"Guess-the-verb" (sometimes abbreviated as GTV) is the name of a particular fault in game design where although the player has correctly guessed what he is meant to do, the game's parser does not understand unless he uses a particular and possibly non-obvious way to phrase the command. For example, if there is a crate to be opened with a crowbar and the only way to open it is to "pry crate with crowbar", other actions like "open crate with crowbar" give a misleading response.
Some games, such as The Edifice (Lucian Smith, 1997, Z-code) and Ad Verbum (Nick Montfort, 2002, Z-code) intentionally include guess-the-verb puzzles to good effect but in contexts where the puzzles are explicitly about language.
- Plenty of Beta-testing.
- A good thesaurus can also come in handy.
- Play plenty of IF to get a feel for the sort of verbs considered standard - which may not always be the standard library ones.
- When coding synonyms, make them actual synonyms instead of giving responses along the lines of 'Try INSCRIBE rather than WRITE.' It's just polite.
- Include a special verbs list in your Help and/or About menus.
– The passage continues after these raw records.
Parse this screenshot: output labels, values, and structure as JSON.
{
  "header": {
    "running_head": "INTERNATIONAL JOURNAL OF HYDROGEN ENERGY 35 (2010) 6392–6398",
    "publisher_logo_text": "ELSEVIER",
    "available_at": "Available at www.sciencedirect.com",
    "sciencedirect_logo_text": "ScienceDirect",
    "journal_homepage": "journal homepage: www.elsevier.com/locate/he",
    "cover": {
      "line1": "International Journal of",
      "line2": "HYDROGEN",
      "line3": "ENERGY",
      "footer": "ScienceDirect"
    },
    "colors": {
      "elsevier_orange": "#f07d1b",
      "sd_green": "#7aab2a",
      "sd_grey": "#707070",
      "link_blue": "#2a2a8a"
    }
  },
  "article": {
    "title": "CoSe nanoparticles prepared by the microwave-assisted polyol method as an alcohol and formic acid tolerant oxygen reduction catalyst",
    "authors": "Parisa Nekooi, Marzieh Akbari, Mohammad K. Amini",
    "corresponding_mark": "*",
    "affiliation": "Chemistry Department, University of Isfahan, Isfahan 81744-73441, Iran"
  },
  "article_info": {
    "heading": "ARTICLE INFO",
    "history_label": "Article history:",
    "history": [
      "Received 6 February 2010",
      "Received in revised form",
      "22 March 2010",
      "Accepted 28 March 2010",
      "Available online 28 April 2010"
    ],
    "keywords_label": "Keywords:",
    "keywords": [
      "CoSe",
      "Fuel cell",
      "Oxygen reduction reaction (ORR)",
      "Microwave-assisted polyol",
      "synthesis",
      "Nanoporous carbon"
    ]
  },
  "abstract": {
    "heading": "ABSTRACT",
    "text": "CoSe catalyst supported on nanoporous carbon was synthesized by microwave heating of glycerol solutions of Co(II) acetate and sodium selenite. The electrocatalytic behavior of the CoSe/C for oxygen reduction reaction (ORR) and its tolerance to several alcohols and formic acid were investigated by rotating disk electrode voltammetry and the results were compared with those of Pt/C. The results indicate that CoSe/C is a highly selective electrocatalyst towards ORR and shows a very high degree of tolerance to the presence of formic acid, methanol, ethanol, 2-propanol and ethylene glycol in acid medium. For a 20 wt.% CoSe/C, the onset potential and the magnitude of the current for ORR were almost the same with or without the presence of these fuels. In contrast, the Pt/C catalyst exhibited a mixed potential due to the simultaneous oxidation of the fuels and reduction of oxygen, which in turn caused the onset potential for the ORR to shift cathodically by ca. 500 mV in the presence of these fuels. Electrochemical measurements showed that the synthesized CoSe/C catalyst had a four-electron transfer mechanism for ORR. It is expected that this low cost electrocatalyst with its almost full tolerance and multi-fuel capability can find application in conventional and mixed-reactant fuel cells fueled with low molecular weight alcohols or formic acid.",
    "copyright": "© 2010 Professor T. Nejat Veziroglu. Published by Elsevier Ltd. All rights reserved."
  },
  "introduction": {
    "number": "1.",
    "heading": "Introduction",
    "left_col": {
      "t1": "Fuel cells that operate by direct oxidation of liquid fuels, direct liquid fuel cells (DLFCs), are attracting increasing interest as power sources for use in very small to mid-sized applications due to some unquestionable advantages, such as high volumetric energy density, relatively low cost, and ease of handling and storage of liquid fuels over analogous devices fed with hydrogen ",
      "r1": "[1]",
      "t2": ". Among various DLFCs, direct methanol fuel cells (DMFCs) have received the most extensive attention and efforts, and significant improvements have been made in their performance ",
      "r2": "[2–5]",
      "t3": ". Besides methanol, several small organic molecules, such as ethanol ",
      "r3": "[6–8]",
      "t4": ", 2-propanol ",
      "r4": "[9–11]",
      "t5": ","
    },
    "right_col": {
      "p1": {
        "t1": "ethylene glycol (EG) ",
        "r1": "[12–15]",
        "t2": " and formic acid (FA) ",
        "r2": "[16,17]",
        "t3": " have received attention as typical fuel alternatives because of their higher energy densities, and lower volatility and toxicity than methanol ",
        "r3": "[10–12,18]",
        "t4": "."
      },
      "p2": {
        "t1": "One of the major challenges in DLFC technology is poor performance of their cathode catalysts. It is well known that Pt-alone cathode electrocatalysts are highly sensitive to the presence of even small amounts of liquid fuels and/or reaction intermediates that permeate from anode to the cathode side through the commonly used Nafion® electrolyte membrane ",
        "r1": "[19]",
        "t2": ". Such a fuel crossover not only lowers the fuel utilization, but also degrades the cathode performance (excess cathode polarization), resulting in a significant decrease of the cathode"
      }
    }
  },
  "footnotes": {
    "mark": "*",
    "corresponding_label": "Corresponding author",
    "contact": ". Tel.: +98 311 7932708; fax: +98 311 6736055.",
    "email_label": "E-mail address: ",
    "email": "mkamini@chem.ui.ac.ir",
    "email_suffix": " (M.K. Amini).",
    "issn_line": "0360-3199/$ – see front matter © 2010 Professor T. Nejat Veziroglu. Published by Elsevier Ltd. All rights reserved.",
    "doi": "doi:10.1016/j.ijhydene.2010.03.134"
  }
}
If these verbs are going to be used a lot, draw attention to those menus in the banner text.
- ADRIFT-O-Rama (Dana Crane as "Mystery"; 2003; ADRIFT 4) features "Guess the Verb Mountain" as the penultimate hole of a novelty miniature golf course.
- Guess the Verb! (Leonard Richardson; 2002; Z-code) uses the phrase as the instruction in a surreal carnival game.
- "You Can't Get Ye Flask", a.k.a. Guess The Verb at TV Tropes Wiki